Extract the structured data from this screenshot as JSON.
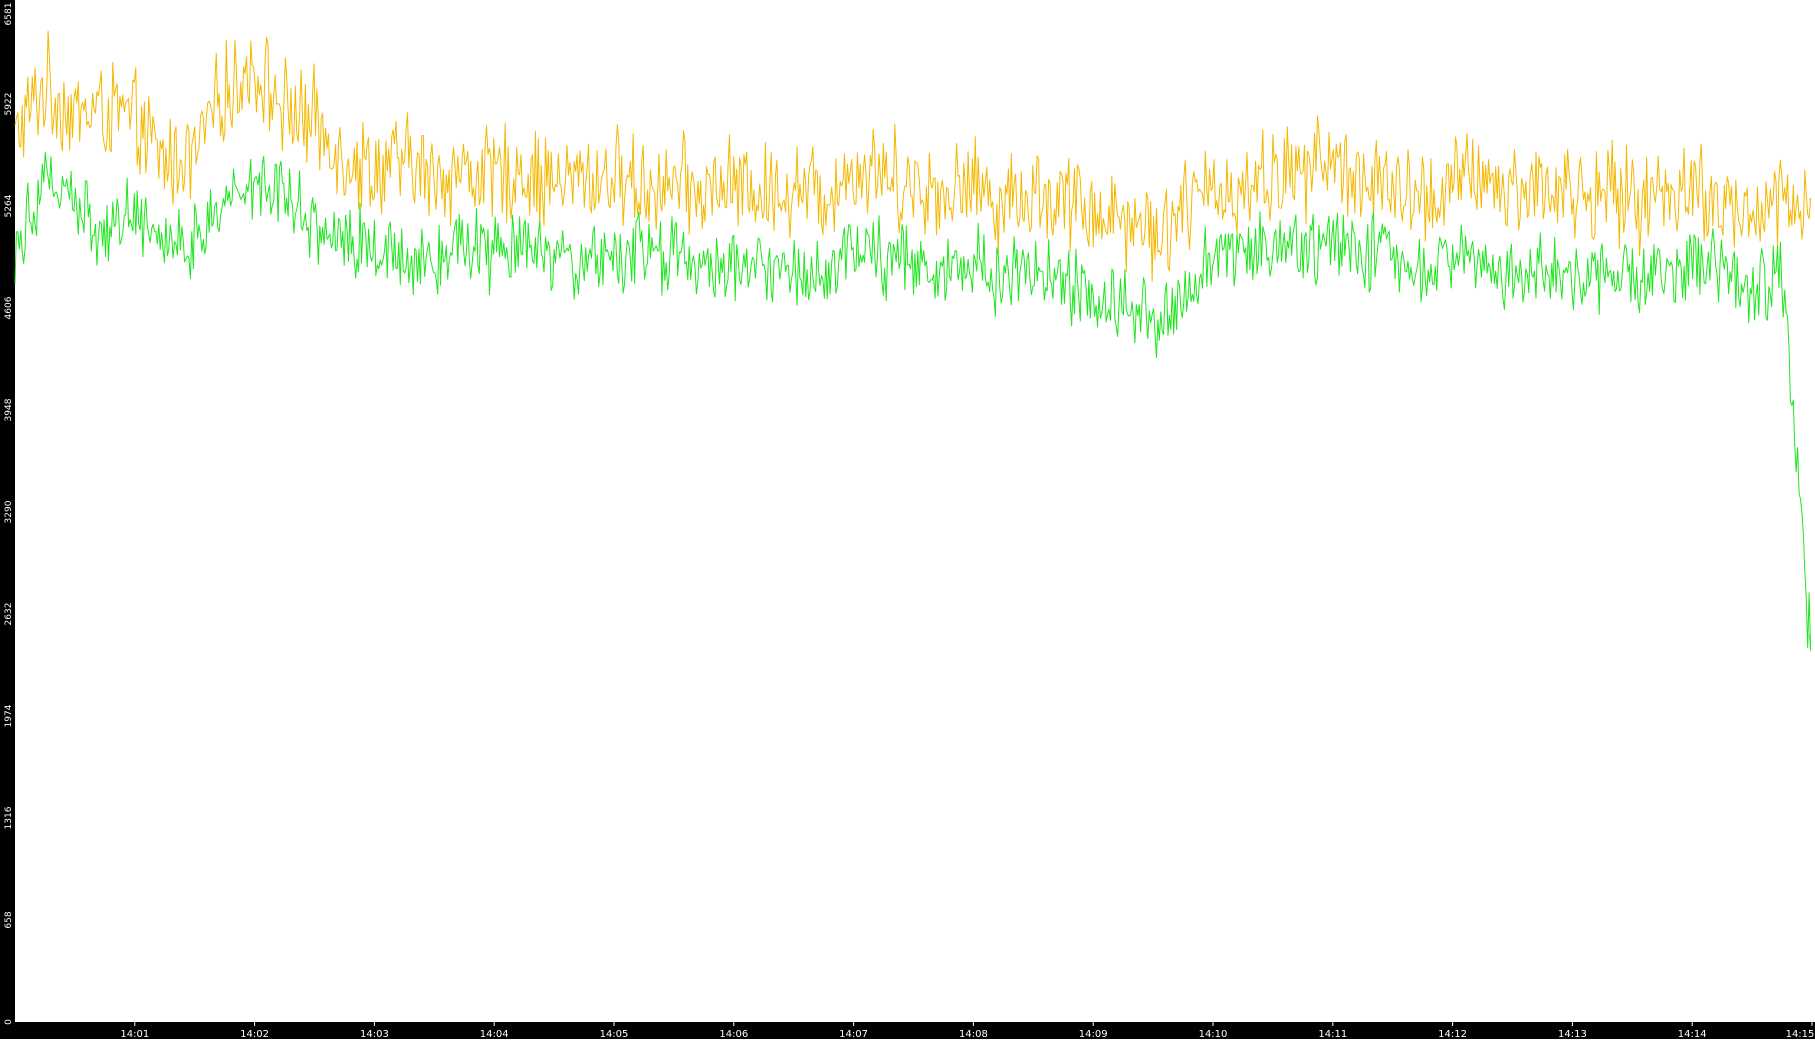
{
  "chart_data": {
    "type": "line",
    "title": "",
    "xlabel": "",
    "ylabel": "",
    "grid": false,
    "legend": "none",
    "xlim_minutes": [
      0,
      15.0
    ],
    "ylim": [
      0,
      6581
    ],
    "y_ticks": [
      "0",
      "658",
      "1316",
      "1974",
      "2632",
      "3290",
      "3948",
      "4606",
      "5264",
      "5922",
      "6581"
    ],
    "x_ticks": [
      {
        "label": "14:01",
        "minute": 1
      },
      {
        "label": "14:02",
        "minute": 2
      },
      {
        "label": "14:03",
        "minute": 3
      },
      {
        "label": "14:04",
        "minute": 4
      },
      {
        "label": "14:05",
        "minute": 5
      },
      {
        "label": "14:06",
        "minute": 6
      },
      {
        "label": "14:07",
        "minute": 7
      },
      {
        "label": "14:08",
        "minute": 8
      },
      {
        "label": "14:09",
        "minute": 9
      },
      {
        "label": "14:10",
        "minute": 10
      },
      {
        "label": "14:11",
        "minute": 11
      },
      {
        "label": "14:12",
        "minute": 12
      },
      {
        "label": "14:13",
        "minute": 13
      },
      {
        "label": "14:14",
        "minute": 14
      },
      {
        "label": "14:15",
        "minute": 15
      }
    ],
    "series": [
      {
        "color": "#f5b800",
        "x_minutes": [
          0.0,
          0.25,
          0.5,
          0.75,
          1.0,
          1.25,
          1.5,
          1.75,
          2.0,
          2.25,
          2.5,
          2.75,
          3.0,
          3.25,
          3.5,
          3.75,
          4.0,
          4.25,
          4.5,
          4.75,
          5.0,
          5.25,
          5.5,
          5.75,
          6.0,
          6.25,
          6.5,
          6.75,
          7.0,
          7.25,
          7.5,
          7.75,
          8.0,
          8.25,
          8.5,
          8.75,
          9.0,
          9.25,
          9.5,
          9.75,
          10.0,
          10.25,
          10.5,
          10.75,
          11.0,
          11.25,
          11.5,
          11.75,
          12.0,
          12.25,
          12.5,
          12.75,
          13.0,
          13.25,
          13.5,
          13.75,
          14.0,
          14.25,
          14.5,
          14.75,
          14.98
        ],
        "values": [
          5700,
          6050,
          5850,
          5900,
          5800,
          5550,
          5600,
          6000,
          6150,
          5900,
          5800,
          5600,
          5500,
          5550,
          5450,
          5500,
          5450,
          5500,
          5400,
          5450,
          5450,
          5400,
          5400,
          5350,
          5400,
          5350,
          5400,
          5350,
          5500,
          5500,
          5400,
          5350,
          5400,
          5300,
          5350,
          5300,
          5250,
          5200,
          5100,
          5250,
          5350,
          5400,
          5450,
          5500,
          5550,
          5450,
          5350,
          5300,
          5400,
          5450,
          5350,
          5400,
          5350,
          5350,
          5300,
          5350,
          5400,
          5250,
          5200,
          5300,
          5300
        ]
      },
      {
        "color": "#1ee61e",
        "x_minutes": [
          0.0,
          0.25,
          0.5,
          0.75,
          1.0,
          1.25,
          1.5,
          1.75,
          2.0,
          2.25,
          2.5,
          2.75,
          3.0,
          3.25,
          3.5,
          3.75,
          4.0,
          4.25,
          4.5,
          4.75,
          5.0,
          5.25,
          5.5,
          5.75,
          6.0,
          6.25,
          6.5,
          6.75,
          7.0,
          7.25,
          7.5,
          7.75,
          8.0,
          8.25,
          8.5,
          8.75,
          9.0,
          9.25,
          9.5,
          9.75,
          10.0,
          10.25,
          10.5,
          10.75,
          11.0,
          11.25,
          11.5,
          11.75,
          12.0,
          12.25,
          12.5,
          12.75,
          13.0,
          13.25,
          13.5,
          13.75,
          14.0,
          14.25,
          14.5,
          14.75,
          14.98
        ],
        "values": [
          5000,
          5500,
          5250,
          5100,
          5250,
          5050,
          5000,
          5300,
          5450,
          5400,
          5150,
          5050,
          5000,
          4950,
          4950,
          5050,
          4950,
          5000,
          4850,
          4900,
          4950,
          4950,
          4950,
          4850,
          4900,
          4850,
          4850,
          4850,
          5000,
          4950,
          4900,
          4850,
          4900,
          4800,
          4850,
          4750,
          4700,
          4650,
          4500,
          4750,
          4900,
          5000,
          5050,
          4950,
          5050,
          5000,
          4900,
          4850,
          4900,
          4900,
          4850,
          4850,
          4800,
          4850,
          4800,
          4850,
          4850,
          4850,
          4700,
          4850,
          2500
        ]
      }
    ]
  }
}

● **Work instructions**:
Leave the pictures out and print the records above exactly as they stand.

● **Written solution**:
Extract the structured data from this screenshot as JSON.
{
  "chart_data": {
    "type": "line",
    "title": "",
    "xlabel": "",
    "ylabel": "",
    "grid": false,
    "legend": "none",
    "xlim_minutes": [
      0,
      15.0
    ],
    "ylim": [
      0,
      6581
    ],
    "y_ticks": [
      "0",
      "658",
      "1316",
      "1974",
      "2632",
      "3290",
      "3948",
      "4606",
      "5264",
      "5922",
      "6581"
    ],
    "x_ticks": [
      {
        "label": "14:01",
        "minute": 1
      },
      {
        "label": "14:02",
        "minute": 2
      },
      {
        "label": "14:03",
        "minute": 3
      },
      {
        "label": "14:04",
        "minute": 4
      },
      {
        "label": "14:05",
        "minute": 5
      },
      {
        "label": "14:06",
        "minute": 6
      },
      {
        "label": "14:07",
        "minute": 7
      },
      {
        "label": "14:08",
        "minute": 8
      },
      {
        "label": "14:09",
        "minute": 9
      },
      {
        "label": "14:10",
        "minute": 10
      },
      {
        "label": "14:11",
        "minute": 11
      },
      {
        "label": "14:12",
        "minute": 12
      },
      {
        "label": "14:13",
        "minute": 13
      },
      {
        "label": "14:14",
        "minute": 14
      },
      {
        "label": "14:15",
        "minute": 15
      }
    ],
    "series": [
      {
        "color": "#f5b800",
        "x_minutes": [
          0.0,
          0.25,
          0.5,
          0.75,
          1.0,
          1.25,
          1.5,
          1.75,
          2.0,
          2.25,
          2.5,
          2.75,
          3.0,
          3.25,
          3.5,
          3.75,
          4.0,
          4.25,
          4.5,
          4.75,
          5.0,
          5.25,
          5.5,
          5.75,
          6.0,
          6.25,
          6.5,
          6.75,
          7.0,
          7.25,
          7.5,
          7.75,
          8.0,
          8.25,
          8.5,
          8.75,
          9.0,
          9.25,
          9.5,
          9.75,
          10.0,
          10.25,
          10.5,
          10.75,
          11.0,
          11.25,
          11.5,
          11.75,
          12.0,
          12.25,
          12.5,
          12.75,
          13.0,
          13.25,
          13.5,
          13.75,
          14.0,
          14.25,
          14.5,
          14.75,
          14.98
        ],
        "values": [
          5700,
          6050,
          5850,
          5900,
          5800,
          5550,
          5600,
          6000,
          6150,
          5900,
          5800,
          5600,
          5500,
          5550,
          5450,
          5500,
          5450,
          5500,
          5400,
          5450,
          5450,
          5400,
          5400,
          5350,
          5400,
          5350,
          5400,
          5350,
          5500,
          5500,
          5400,
          5350,
          5400,
          5300,
          5350,
          5300,
          5250,
          5200,
          5100,
          5250,
          5350,
          5400,
          5450,
          5500,
          5550,
          5450,
          5350,
          5300,
          5400,
          5450,
          5350,
          5400,
          5350,
          5350,
          5300,
          5350,
          5400,
          5250,
          5200,
          5300,
          5300
        ]
      },
      {
        "color": "#1ee61e",
        "x_minutes": [
          0.0,
          0.25,
          0.5,
          0.75,
          1.0,
          1.25,
          1.5,
          1.75,
          2.0,
          2.25,
          2.5,
          2.75,
          3.0,
          3.25,
          3.5,
          3.75,
          4.0,
          4.25,
          4.5,
          4.75,
          5.0,
          5.25,
          5.5,
          5.75,
          6.0,
          6.25,
          6.5,
          6.75,
          7.0,
          7.25,
          7.5,
          7.75,
          8.0,
          8.25,
          8.5,
          8.75,
          9.0,
          9.25,
          9.5,
          9.75,
          10.0,
          10.25,
          10.5,
          10.75,
          11.0,
          11.25,
          11.5,
          11.75,
          12.0,
          12.25,
          12.5,
          12.75,
          13.0,
          13.25,
          13.5,
          13.75,
          14.0,
          14.25,
          14.5,
          14.75,
          14.98
        ],
        "values": [
          5000,
          5500,
          5250,
          5100,
          5250,
          5050,
          5000,
          5300,
          5450,
          5400,
          5150,
          5050,
          5000,
          4950,
          4950,
          5050,
          4950,
          5000,
          4850,
          4900,
          4950,
          4950,
          4950,
          4850,
          4900,
          4850,
          4850,
          4850,
          5000,
          4950,
          4900,
          4850,
          4900,
          4800,
          4850,
          4750,
          4700,
          4650,
          4500,
          4750,
          4900,
          5000,
          5050,
          4950,
          5050,
          5000,
          4900,
          4850,
          4900,
          4900,
          4850,
          4850,
          4800,
          4850,
          4800,
          4850,
          4850,
          4850,
          4700,
          4850,
          2500
        ]
      }
    ]
  }
}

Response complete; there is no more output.